◆ **Records provided**:
*** Block opens ***

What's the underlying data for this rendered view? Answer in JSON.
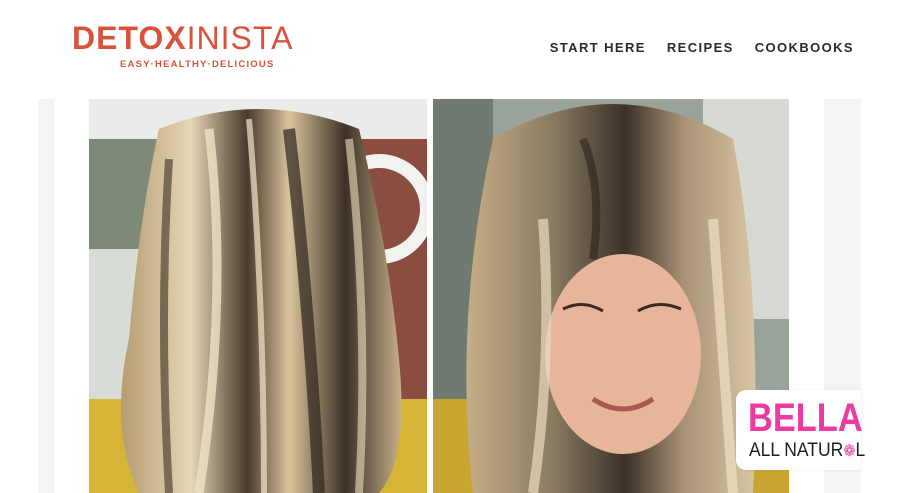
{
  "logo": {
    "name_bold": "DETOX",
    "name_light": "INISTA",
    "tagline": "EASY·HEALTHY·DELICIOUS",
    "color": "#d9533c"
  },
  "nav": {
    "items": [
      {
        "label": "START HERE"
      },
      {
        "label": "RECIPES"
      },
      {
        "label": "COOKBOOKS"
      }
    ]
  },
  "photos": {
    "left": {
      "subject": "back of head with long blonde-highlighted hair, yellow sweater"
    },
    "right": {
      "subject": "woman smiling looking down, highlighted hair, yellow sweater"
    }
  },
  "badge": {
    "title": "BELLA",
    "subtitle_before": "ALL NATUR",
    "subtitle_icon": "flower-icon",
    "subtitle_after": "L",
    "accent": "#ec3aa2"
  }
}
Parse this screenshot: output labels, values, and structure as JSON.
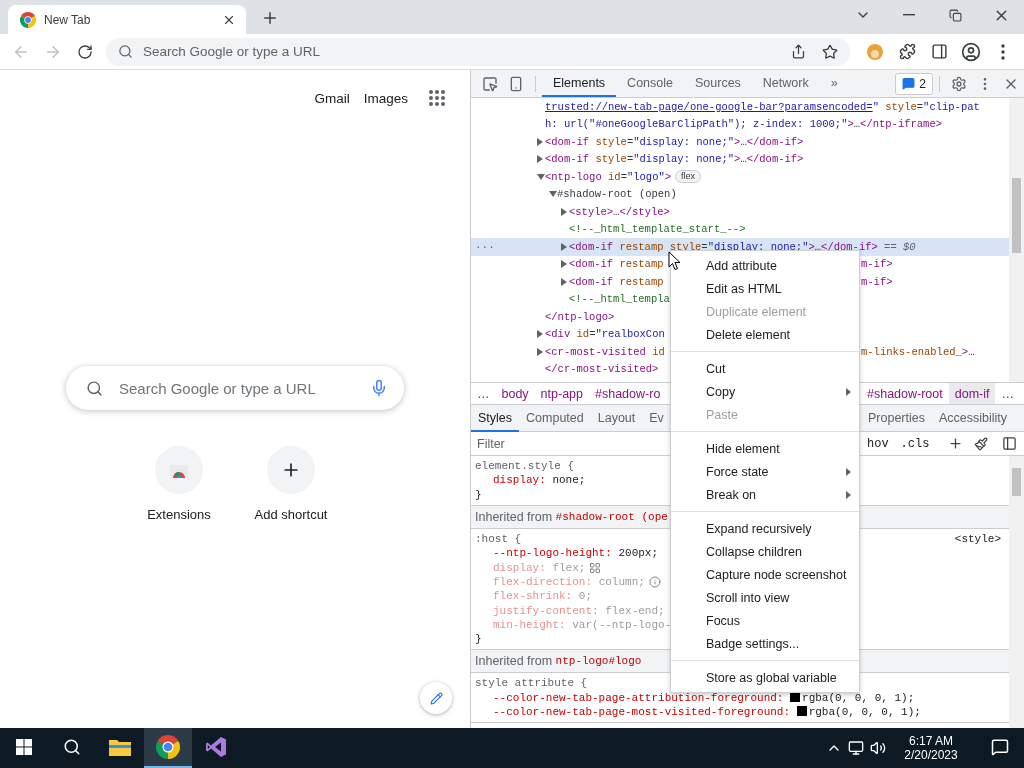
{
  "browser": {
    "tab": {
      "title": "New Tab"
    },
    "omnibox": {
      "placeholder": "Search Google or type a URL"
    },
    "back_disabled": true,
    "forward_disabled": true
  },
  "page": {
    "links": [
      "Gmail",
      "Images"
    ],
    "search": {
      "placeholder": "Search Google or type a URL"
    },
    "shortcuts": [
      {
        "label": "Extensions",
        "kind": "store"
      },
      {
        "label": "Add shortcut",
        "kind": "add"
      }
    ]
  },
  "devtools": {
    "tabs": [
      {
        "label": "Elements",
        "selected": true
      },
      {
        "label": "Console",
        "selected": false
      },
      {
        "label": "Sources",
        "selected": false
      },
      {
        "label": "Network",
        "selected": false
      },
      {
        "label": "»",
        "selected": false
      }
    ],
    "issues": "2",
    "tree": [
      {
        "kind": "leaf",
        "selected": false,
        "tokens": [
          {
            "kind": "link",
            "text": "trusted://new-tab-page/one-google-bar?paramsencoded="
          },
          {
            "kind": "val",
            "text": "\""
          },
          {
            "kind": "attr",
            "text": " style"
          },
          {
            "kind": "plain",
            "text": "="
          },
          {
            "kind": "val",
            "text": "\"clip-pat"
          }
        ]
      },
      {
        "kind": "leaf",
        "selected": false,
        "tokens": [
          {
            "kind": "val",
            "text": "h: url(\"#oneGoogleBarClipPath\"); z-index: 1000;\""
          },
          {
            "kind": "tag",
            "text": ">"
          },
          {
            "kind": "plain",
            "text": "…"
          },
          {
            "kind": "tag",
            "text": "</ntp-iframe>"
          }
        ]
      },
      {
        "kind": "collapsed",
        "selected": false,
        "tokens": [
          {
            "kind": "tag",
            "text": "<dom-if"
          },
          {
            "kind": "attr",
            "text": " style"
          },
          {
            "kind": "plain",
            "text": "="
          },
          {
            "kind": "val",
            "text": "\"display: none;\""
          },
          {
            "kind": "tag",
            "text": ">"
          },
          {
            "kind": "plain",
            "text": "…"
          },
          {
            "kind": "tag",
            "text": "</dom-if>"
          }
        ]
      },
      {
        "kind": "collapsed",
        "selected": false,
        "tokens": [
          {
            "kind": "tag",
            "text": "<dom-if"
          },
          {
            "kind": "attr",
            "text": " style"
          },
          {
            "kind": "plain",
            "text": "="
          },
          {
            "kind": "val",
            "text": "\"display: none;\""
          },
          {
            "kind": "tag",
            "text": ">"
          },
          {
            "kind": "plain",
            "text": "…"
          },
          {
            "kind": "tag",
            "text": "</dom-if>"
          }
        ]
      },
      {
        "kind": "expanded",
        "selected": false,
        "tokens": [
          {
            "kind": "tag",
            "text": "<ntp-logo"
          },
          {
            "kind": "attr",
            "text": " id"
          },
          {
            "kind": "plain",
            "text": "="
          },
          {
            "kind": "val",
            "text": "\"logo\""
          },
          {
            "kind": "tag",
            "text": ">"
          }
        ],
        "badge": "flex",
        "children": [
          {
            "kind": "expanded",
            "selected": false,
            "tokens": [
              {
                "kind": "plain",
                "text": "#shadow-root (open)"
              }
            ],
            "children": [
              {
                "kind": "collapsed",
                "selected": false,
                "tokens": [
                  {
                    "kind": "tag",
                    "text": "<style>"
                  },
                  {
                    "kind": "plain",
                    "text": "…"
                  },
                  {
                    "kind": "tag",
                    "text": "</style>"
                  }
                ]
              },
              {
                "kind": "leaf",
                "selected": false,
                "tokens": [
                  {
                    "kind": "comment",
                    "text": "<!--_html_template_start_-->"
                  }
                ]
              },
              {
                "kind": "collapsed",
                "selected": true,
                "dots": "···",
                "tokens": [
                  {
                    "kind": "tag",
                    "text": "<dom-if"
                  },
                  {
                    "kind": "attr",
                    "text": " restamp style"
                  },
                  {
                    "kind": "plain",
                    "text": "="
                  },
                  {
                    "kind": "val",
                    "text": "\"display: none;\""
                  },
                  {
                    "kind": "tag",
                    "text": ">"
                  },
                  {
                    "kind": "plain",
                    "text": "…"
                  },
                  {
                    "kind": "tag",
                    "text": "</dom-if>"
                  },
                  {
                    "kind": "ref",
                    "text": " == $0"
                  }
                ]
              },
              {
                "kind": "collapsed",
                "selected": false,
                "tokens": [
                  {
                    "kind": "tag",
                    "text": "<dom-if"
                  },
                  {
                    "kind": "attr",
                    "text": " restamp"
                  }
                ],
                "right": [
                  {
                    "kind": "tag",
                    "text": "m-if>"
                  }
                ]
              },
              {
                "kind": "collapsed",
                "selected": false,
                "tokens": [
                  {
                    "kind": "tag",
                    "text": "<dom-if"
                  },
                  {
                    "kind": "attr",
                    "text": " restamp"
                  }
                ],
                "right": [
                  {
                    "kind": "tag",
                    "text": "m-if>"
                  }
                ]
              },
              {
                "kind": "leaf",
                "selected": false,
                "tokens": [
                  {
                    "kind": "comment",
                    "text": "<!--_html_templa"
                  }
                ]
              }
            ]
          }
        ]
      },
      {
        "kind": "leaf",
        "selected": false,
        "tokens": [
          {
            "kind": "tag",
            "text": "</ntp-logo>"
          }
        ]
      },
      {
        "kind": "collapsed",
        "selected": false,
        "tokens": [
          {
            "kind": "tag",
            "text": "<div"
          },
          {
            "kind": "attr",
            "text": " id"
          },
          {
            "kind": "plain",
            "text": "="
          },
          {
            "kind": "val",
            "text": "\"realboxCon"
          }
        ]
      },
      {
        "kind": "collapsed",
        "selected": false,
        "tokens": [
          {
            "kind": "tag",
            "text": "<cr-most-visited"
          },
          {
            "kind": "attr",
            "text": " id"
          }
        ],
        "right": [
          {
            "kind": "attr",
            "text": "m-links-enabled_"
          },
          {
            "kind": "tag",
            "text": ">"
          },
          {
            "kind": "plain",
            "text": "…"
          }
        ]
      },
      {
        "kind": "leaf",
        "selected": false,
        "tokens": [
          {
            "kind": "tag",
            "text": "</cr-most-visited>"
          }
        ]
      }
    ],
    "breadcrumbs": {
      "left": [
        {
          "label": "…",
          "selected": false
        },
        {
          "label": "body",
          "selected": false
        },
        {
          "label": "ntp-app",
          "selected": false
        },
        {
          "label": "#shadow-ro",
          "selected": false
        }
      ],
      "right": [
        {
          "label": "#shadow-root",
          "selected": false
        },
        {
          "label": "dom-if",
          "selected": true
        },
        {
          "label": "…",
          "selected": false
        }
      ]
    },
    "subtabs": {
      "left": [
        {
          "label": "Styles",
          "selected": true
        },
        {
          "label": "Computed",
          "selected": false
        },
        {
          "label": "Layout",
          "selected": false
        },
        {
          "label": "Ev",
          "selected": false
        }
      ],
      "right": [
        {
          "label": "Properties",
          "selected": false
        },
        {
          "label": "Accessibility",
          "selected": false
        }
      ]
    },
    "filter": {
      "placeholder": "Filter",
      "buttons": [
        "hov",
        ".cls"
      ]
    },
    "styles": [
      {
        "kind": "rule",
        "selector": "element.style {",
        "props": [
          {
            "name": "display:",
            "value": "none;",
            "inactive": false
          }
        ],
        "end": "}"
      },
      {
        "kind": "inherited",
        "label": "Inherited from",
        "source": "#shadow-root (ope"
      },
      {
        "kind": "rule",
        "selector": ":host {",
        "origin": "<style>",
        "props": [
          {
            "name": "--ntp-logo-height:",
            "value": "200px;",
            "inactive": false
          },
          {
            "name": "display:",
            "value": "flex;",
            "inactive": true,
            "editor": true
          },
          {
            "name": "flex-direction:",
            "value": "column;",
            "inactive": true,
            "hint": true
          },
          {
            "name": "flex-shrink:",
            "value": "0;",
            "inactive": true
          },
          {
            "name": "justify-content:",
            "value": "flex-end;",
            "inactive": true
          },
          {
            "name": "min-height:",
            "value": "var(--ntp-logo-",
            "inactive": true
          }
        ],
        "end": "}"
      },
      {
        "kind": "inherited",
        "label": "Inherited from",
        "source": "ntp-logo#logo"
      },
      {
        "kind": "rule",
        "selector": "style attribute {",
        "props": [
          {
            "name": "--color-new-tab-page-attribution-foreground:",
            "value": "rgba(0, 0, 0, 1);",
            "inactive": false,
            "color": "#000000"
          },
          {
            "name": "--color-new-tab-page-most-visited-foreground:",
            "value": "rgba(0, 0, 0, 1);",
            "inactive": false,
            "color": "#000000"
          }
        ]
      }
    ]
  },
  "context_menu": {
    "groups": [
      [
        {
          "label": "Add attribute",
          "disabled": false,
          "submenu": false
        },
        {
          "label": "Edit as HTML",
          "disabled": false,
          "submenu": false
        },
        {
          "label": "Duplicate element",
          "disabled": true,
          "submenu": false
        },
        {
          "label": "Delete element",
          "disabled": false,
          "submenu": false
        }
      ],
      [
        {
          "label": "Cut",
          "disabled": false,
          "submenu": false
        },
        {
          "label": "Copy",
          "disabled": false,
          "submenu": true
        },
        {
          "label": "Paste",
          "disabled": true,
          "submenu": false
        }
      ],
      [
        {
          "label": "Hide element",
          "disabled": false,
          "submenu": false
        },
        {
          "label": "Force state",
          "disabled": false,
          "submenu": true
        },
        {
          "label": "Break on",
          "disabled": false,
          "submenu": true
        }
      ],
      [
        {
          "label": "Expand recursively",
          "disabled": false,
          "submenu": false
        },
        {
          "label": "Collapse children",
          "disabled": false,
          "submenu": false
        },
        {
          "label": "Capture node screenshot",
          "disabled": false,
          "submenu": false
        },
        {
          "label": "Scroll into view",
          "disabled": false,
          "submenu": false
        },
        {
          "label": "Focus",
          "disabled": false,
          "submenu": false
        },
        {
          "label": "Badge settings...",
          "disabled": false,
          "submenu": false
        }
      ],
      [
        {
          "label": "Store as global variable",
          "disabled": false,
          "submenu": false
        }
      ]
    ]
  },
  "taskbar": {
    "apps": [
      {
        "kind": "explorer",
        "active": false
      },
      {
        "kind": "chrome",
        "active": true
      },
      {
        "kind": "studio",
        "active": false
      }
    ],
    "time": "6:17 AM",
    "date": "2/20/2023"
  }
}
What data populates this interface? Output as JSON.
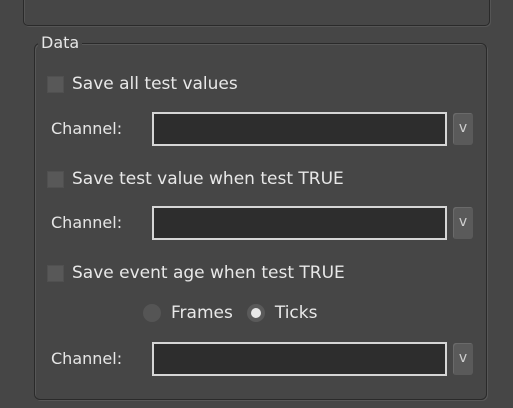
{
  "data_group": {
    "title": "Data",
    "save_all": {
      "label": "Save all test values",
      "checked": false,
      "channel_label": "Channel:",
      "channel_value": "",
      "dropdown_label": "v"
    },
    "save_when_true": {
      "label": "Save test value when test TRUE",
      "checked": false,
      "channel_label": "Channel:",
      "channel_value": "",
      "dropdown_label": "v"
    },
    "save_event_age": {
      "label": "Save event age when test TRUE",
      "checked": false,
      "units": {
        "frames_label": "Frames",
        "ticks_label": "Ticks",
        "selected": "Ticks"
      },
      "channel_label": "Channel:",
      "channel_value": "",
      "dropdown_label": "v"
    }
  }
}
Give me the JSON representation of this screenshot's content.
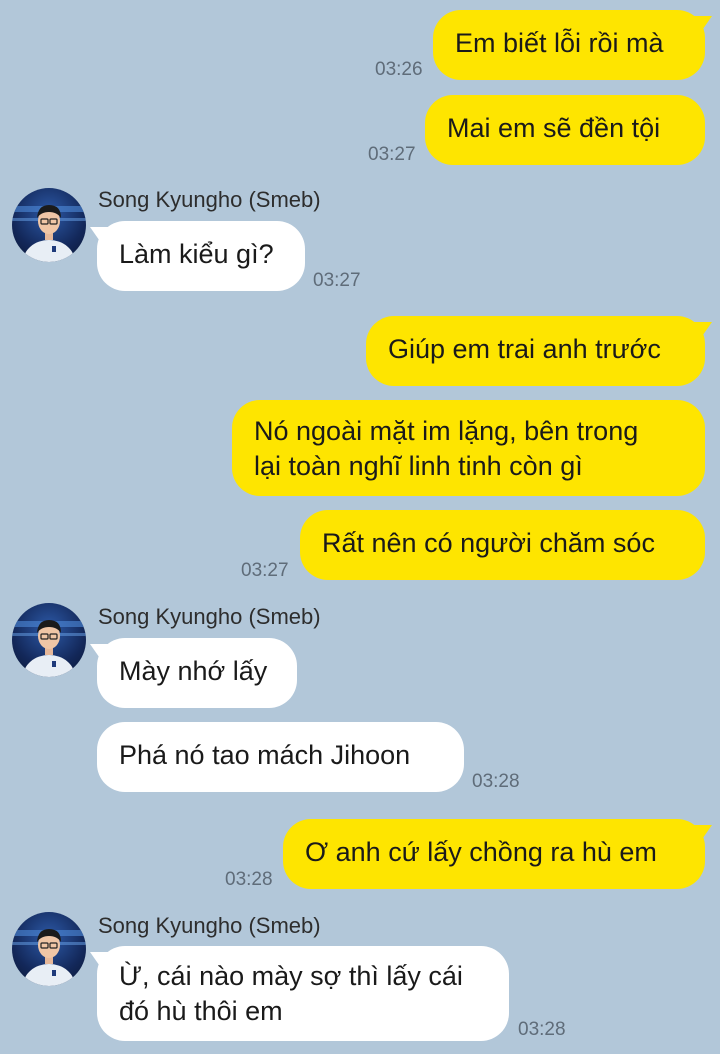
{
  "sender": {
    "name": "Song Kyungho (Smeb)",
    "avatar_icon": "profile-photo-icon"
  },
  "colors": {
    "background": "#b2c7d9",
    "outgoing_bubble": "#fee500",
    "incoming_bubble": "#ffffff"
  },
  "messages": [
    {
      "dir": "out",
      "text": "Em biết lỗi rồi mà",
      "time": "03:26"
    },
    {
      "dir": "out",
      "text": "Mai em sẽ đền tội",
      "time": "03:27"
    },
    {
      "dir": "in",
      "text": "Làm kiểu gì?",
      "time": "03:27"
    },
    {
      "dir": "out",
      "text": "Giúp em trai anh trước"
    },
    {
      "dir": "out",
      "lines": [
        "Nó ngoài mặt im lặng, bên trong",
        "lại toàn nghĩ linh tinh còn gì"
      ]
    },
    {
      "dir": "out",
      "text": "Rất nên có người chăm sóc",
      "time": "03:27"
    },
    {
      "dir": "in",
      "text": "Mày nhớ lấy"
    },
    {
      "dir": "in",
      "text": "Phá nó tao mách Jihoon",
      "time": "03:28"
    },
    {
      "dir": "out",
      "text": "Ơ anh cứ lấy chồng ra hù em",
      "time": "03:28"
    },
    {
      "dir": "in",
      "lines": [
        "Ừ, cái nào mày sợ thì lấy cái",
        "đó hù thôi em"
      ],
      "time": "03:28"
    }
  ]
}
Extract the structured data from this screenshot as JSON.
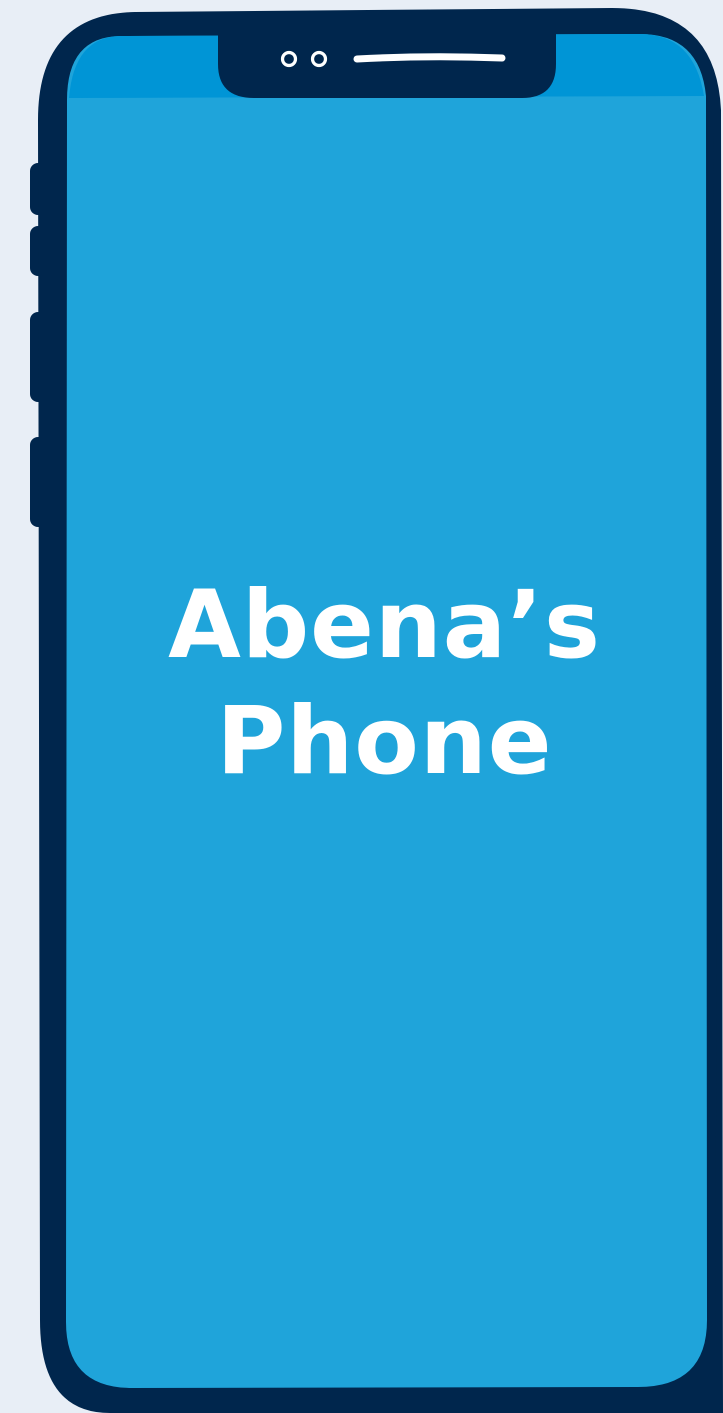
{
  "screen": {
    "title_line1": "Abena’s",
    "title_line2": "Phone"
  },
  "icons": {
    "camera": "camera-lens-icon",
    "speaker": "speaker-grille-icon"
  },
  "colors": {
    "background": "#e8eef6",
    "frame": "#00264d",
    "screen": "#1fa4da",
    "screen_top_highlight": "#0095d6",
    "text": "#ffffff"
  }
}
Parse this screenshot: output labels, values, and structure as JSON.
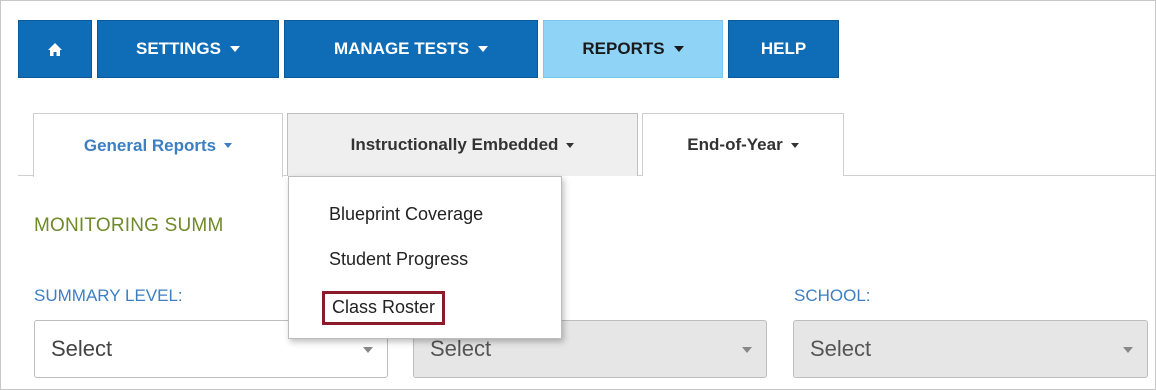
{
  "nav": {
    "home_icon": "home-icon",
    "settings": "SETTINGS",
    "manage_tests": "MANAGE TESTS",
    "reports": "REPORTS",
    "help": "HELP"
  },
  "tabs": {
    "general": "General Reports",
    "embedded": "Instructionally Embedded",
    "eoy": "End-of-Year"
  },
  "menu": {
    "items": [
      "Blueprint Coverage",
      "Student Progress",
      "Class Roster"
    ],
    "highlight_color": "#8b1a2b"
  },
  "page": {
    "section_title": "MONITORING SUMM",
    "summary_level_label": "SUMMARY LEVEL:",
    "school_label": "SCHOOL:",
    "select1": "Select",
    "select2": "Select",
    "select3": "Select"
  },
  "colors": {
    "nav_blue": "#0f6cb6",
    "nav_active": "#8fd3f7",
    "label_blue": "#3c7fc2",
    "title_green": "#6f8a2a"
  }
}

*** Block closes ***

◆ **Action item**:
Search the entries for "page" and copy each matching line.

◆ **Task answer**:
  "page": {
            "text": "trusted://new-tab-page/one-google-bar?paramsencoded="
            "name": "--color-new-tab-page-attribution-foreground:",
            "name": "--color-new-tab-page-most-visited-foreground:",
  "page": {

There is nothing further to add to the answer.